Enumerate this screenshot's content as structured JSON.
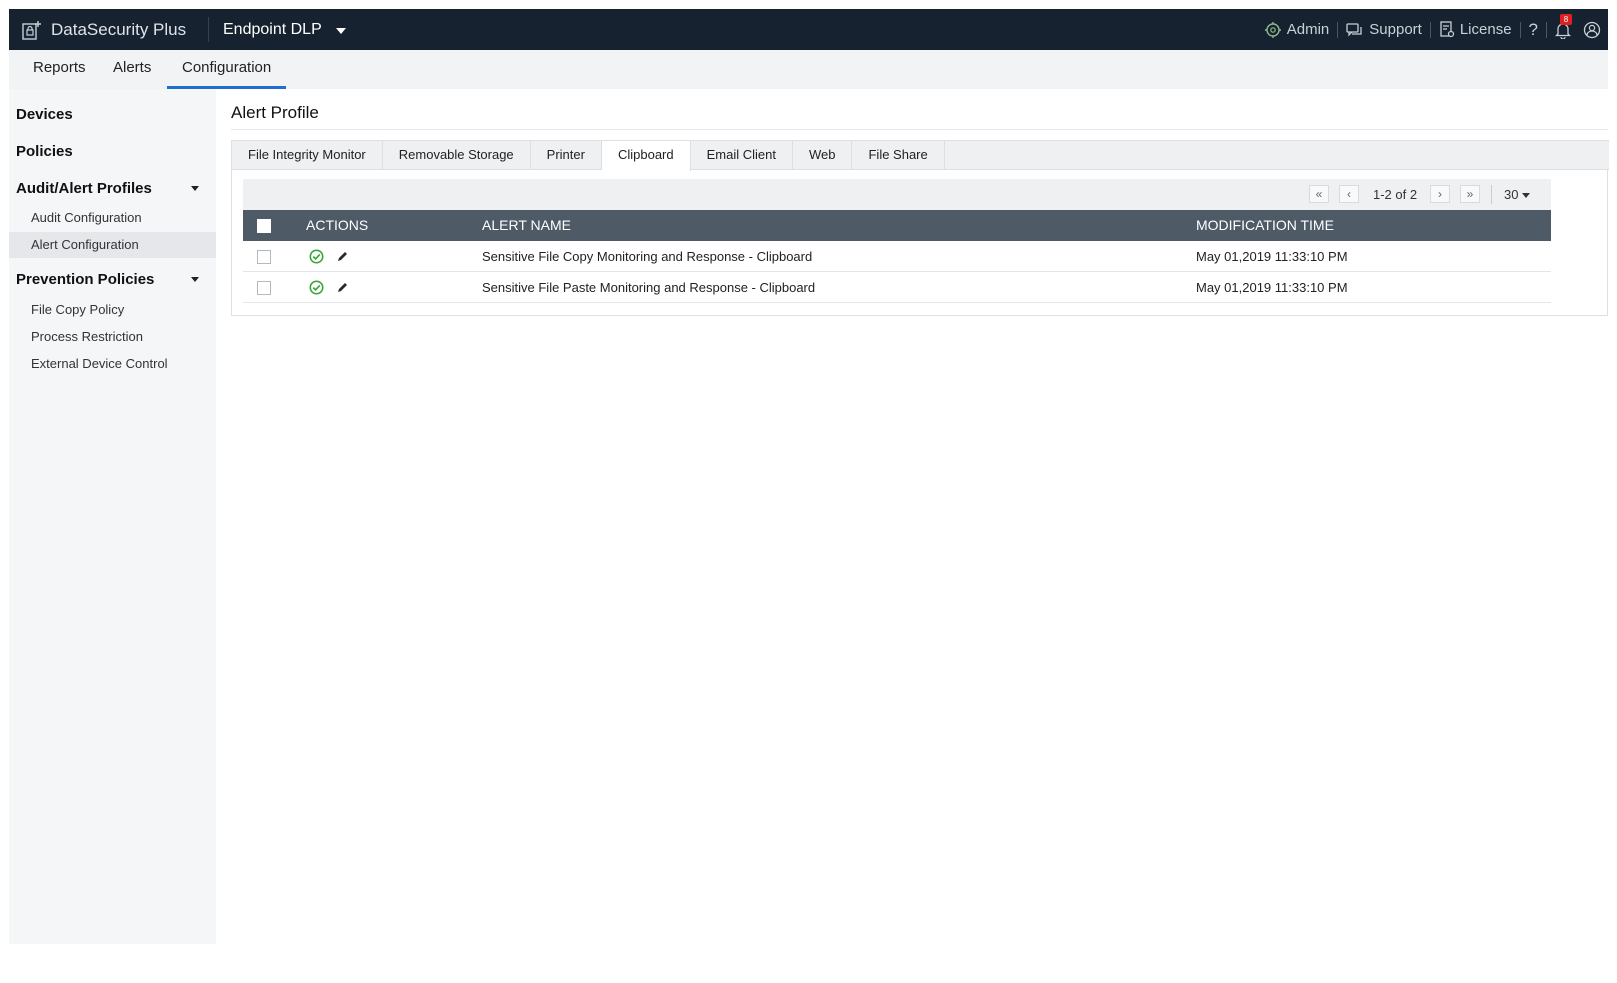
{
  "topbar": {
    "brand": "DataSecurity Plus",
    "product": "Endpoint DLP",
    "links": {
      "admin": "Admin",
      "support": "Support",
      "license": "License",
      "help": "?"
    },
    "notification_count": "8"
  },
  "subnav": {
    "tabs": [
      "Reports",
      "Alerts",
      "Configuration"
    ],
    "active": "Configuration"
  },
  "sidebar": {
    "devices": "Devices",
    "policies": "Policies",
    "audit_alert_profiles": "Audit/Alert Profiles",
    "audit_configuration": "Audit Configuration",
    "alert_configuration": "Alert Configuration",
    "prevention_policies": "Prevention Policies",
    "file_copy_policy": "File Copy Policy",
    "process_restriction": "Process Restriction",
    "external_device_control": "External Device Control"
  },
  "main": {
    "title": "Alert Profile",
    "tabs": [
      "File Integrity Monitor",
      "Removable Storage",
      "Printer",
      "Clipboard",
      "Email Client",
      "Web",
      "File Share"
    ],
    "active_tab": "Clipboard",
    "pager": {
      "range": "1-2 of 2",
      "page_size": "30",
      "first": "«",
      "prev": "‹",
      "next": "›",
      "last": "»"
    },
    "table": {
      "headers": {
        "actions": "ACTIONS",
        "alert_name": "ALERT NAME",
        "modification_time": "MODIFICATION TIME"
      },
      "rows": [
        {
          "alert_name": "Sensitive File Copy Monitoring and Response - Clipboard",
          "modification_time": "May 01,2019 11:33:10 PM"
        },
        {
          "alert_name": "Sensitive File Paste Monitoring and Response - Clipboard",
          "modification_time": "May 01,2019 11:33:10 PM"
        }
      ]
    }
  },
  "colors": {
    "topbar": "#16222f",
    "accent": "#1f6fd0",
    "table_header": "#4e5a66",
    "enabled": "#3aa53a"
  }
}
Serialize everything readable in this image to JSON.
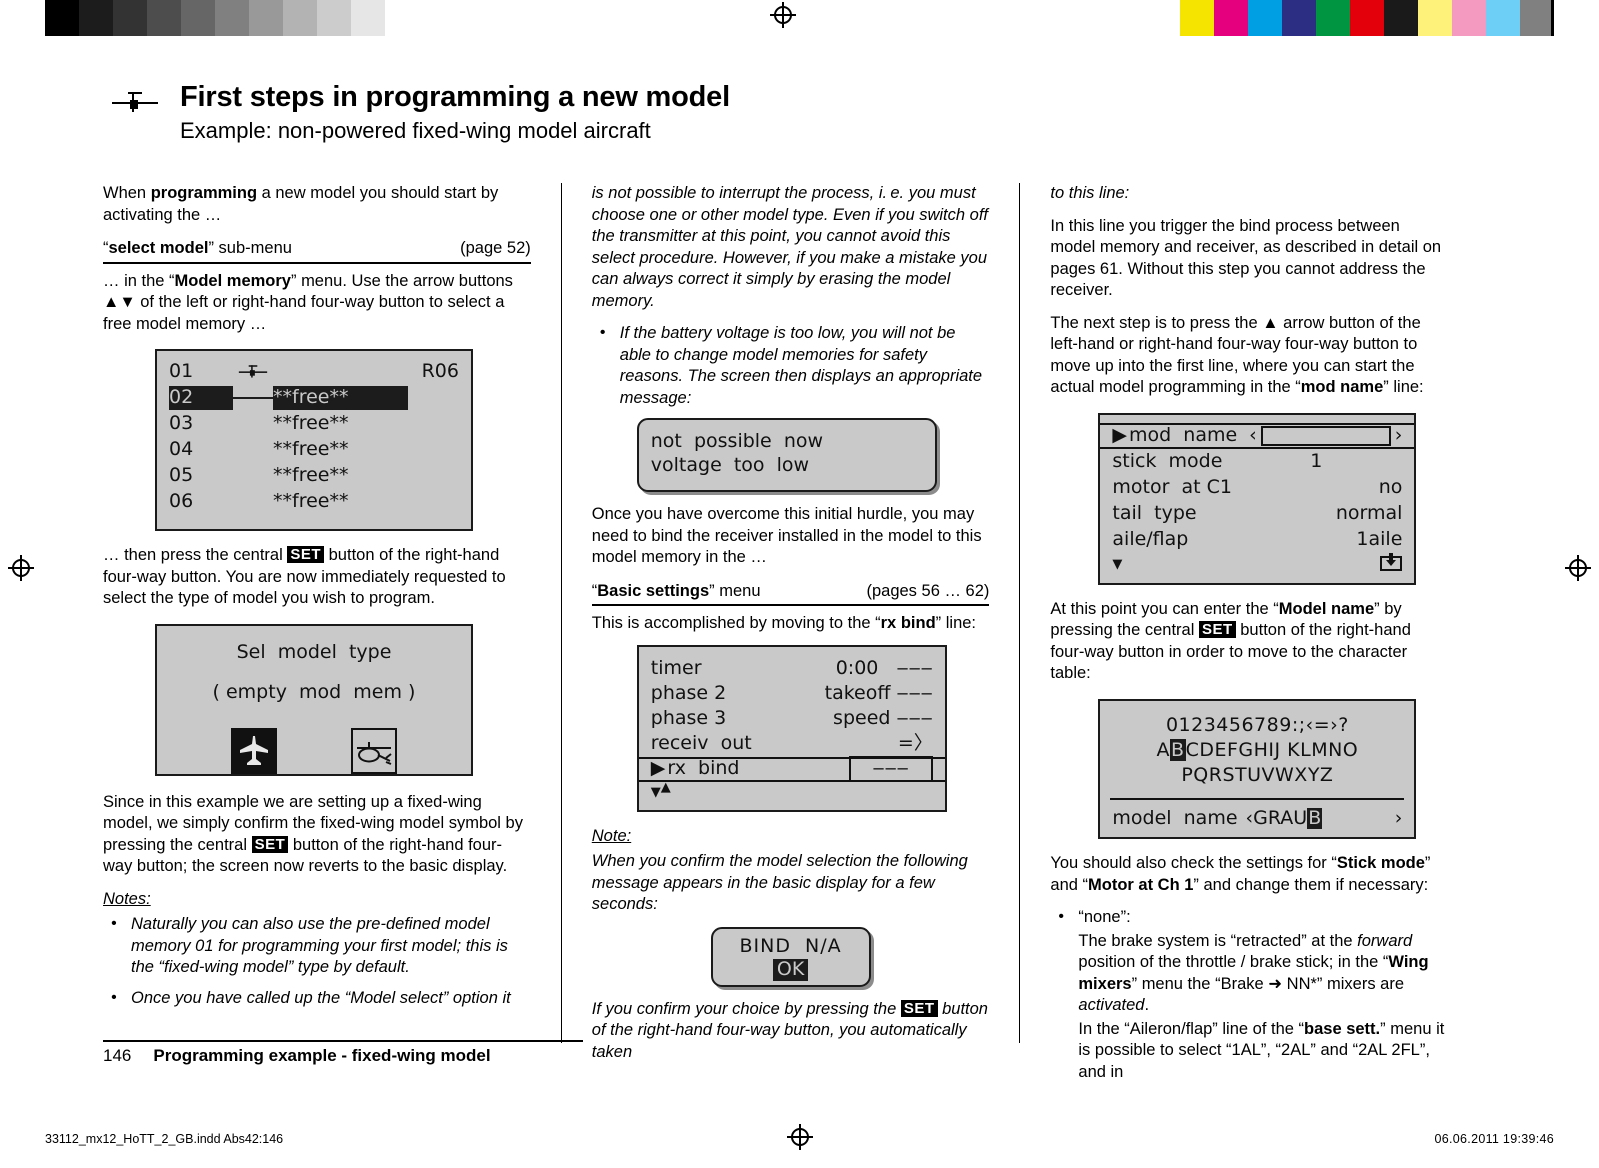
{
  "header": {
    "title": "First steps in programming a new model",
    "subtitle": "Example: non-powered fixed-wing model aircraft",
    "icon": "fixed-wing-model-icon"
  },
  "col1": {
    "intro_pre": "When ",
    "intro_bold": "programming",
    "intro_post": " a new model you should start by activating the …",
    "rule_head": {
      "quote_open": "“",
      "bold": "select model",
      "quote_close": "”",
      "rest": " sub-menu",
      "page_ref": "(page 52)"
    },
    "after_rule_1": "… in the “",
    "after_rule_bold": "Model memory",
    "after_rule_2": "” menu. Use the arrow buttons ▲▼ of the left or right-hand four-way button to select a free model memory …",
    "lcd_model_memory": {
      "name": "model-memory-list-display",
      "header_num": "01",
      "header_icon": "fixed-wing-model-icon",
      "header_right": "R06",
      "rows": [
        {
          "num": "02",
          "label": "**free**",
          "selected": true
        },
        {
          "num": "03",
          "label": "**free**",
          "selected": false
        },
        {
          "num": "04",
          "label": "**free**",
          "selected": false
        },
        {
          "num": "05",
          "label": "**free**",
          "selected": false
        },
        {
          "num": "06",
          "label": "**free**",
          "selected": false
        }
      ]
    },
    "after_lcd1_a": "… then press the central ",
    "set_key": "SET",
    "after_lcd1_b": " button of the right-hand four-way button. You are now immediately requested to select the type of model you wish to program.",
    "lcd_sel_model": {
      "name": "select-model-type-display",
      "line1": "Sel  model  type",
      "line2": "( empty  mod  mem )",
      "icon_fixed_wing": "fixed-wing-model-icon",
      "icon_heli": "helicopter-model-icon"
    },
    "after_lcd2_a": "Since in this example we are setting up a fixed-wing model, we simply confirm the fixed-wing model symbol by pressing the central ",
    "after_lcd2_b": " button of the right-hand four-way button; the screen now reverts to the basic display.",
    "notes_label": "Notes:",
    "notes": [
      "Naturally you can also use the pre-defined model memory 01 for programming your first model; this is the “fixed-wing model” type by default.",
      "Once you have called up the “Model select” option it"
    ]
  },
  "col2": {
    "cont_italic": "is not possible to interrupt the process, i. e. you must choose one or other model type. Even if you switch off the transmitter at this point, you cannot avoid this select procedure. However, if you make a mistake you can always correct it simply by erasing the model memory.",
    "bullet_italic": "If the battery voltage is too low, you will not be able to change model memories for safety reasons. The screen then displays an appropriate message:",
    "lcd_not_possible": {
      "name": "voltage-warning-display",
      "line1": "not  possible  now",
      "line2": "voltage  too  low"
    },
    "after_msg": "Once you have overcome this initial hurdle, you may need to bind the receiver installed in the model to this model memory in the …",
    "rule_head": {
      "quote_open": "“",
      "bold": "Basic settings",
      "quote_close": "”",
      "rest": " menu",
      "page_ref": "(pages 56 … 62)"
    },
    "after_rule_a": "This is accomplished by moving to the “",
    "after_rule_bold": "rx bind",
    "after_rule_b": "” line:",
    "lcd_basic_settings": {
      "name": "basic-settings-rx-bind-display",
      "rows": [
        {
          "label": "timer",
          "value": "0:00   ‒‒‒",
          "selected": false
        },
        {
          "label": "phase 2",
          "value": "takeoff ‒‒‒",
          "selected": false
        },
        {
          "label": "phase 3",
          "value": "speed ‒‒‒",
          "selected": false
        },
        {
          "label": "receiv  out",
          "value": "=〉",
          "selected": false
        },
        {
          "label": "rx  bind",
          "value": "‒‒‒",
          "selected": true
        }
      ],
      "scroll_down": "▼",
      "scroll_up": "▲"
    },
    "note_label": "Note:",
    "note_text": "When you confirm the model selection the following message appears in the basic display for a few seconds:",
    "lcd_bind_na": {
      "name": "bind-na-display",
      "line1": "BIND  N/A",
      "line2": "OK"
    },
    "tail_a": "If you confirm your choice by pressing the ",
    "set_key": "SET",
    "tail_b": " button of the right-hand four-way button, you automatically taken"
  },
  "col3": {
    "lead_italic": "to this line:",
    "para1": "In this line you trigger the bind process between model memory and receiver, as described in detail on pages 61. Without this step you cannot address the receiver.",
    "para2_a": "The next step is to press the ▲ arrow button of the left-hand or right-hand four-way four-way button to move up into the first line, where you can start the actual model programming in the “",
    "para2_bold": "mod name",
    "para2_b": "” line:",
    "lcd_mod_name": {
      "name": "model-base-settings-display",
      "rows": [
        {
          "label": "mod  name",
          "value": "",
          "selected": true,
          "field": true
        },
        {
          "label": "stick  mode",
          "value": "1",
          "selected": false,
          "field": false
        },
        {
          "label": "motor  at C1",
          "value": "no",
          "selected": false,
          "field": false
        },
        {
          "label": "tail  type",
          "value": "normal",
          "selected": false,
          "field": false
        },
        {
          "label": "aile/flap",
          "value": "1aile",
          "selected": false,
          "field": false
        }
      ],
      "scroll_down": "▼",
      "page_icon": "store-page-icon"
    },
    "para3_a": "At this point you can enter the “",
    "para3_bold": "Model name",
    "para3_b": "” by pressing the central ",
    "set_key": "SET",
    "para3_c": " button of the right-hand four-way button in order to move to the character table:",
    "lcd_char_table": {
      "name": "character-table-display",
      "row1": "0123456789:;‹=›?",
      "row2_pre": "A",
      "row2_sel": "B",
      "row2_post": "CDEFGHIJ KLMNO",
      "row3": "PQRSTUVWXYZ",
      "name_label": "model  name",
      "name_open": "‹",
      "name_value": "GRAU",
      "name_cursor": "B",
      "name_close": "›"
    },
    "para4_a": "You should also check the settings for “",
    "para4_bold1": "Stick mode",
    "para4_b": "” and “",
    "para4_bold2": "Motor at Ch 1",
    "para4_c": "” and change them if necessary:",
    "bullet_title": "“none”:",
    "bullet_p1_a": "The brake system is “retracted” at the ",
    "bullet_p1_ital": "forward",
    "bullet_p1_b": " position of the throttle / brake stick; in the “",
    "bullet_p1_bold": "Wing mixers",
    "bullet_p1_c": "” menu the “Brake ➜ NN*” mixers are ",
    "bullet_p1_ital2": "activated",
    "bullet_p1_d": ".",
    "bullet_p2_a": "In the “Aileron/flap” line of the “",
    "bullet_p2_bold": "base sett.",
    "bullet_p2_b": "” menu it is possible to select “1AL”, “2AL” and “2AL  2FL”, and in"
  },
  "footer": {
    "page_number": "146",
    "section": "Programming example - fixed-wing model"
  },
  "imprint": {
    "left": "33112_mx12_HoTT_2_GB.indd   Abs42:146",
    "right": "06.06.2011   19:39:46"
  },
  "colors": {
    "lcd_background": "#c9c9c9",
    "lcd_ink": "#111111",
    "page_background": "#ffffff"
  }
}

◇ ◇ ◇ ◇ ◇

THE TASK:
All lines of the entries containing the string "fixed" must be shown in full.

EXERCISE OUTPUT:
    "subtitle": "Example: non-powered fixed-wing model aircraft",
    "icon": "fixed-wing-model-icon"
      "header_icon": "fixed-wing-model-icon",
      "icon_fixed_wing": "fixed-wing-model-icon",
    "after_lcd2_a": "Since in this example we are setting up a fixed-wing model, we simply confirm the fixed-wing model symbol by pressing the central ",
      "Naturally you can also use the pre-defined model memory 01 for programming your first model; this is the “fixed-wing model” type by default.",
    "section": "Programming example - fixed-wing model"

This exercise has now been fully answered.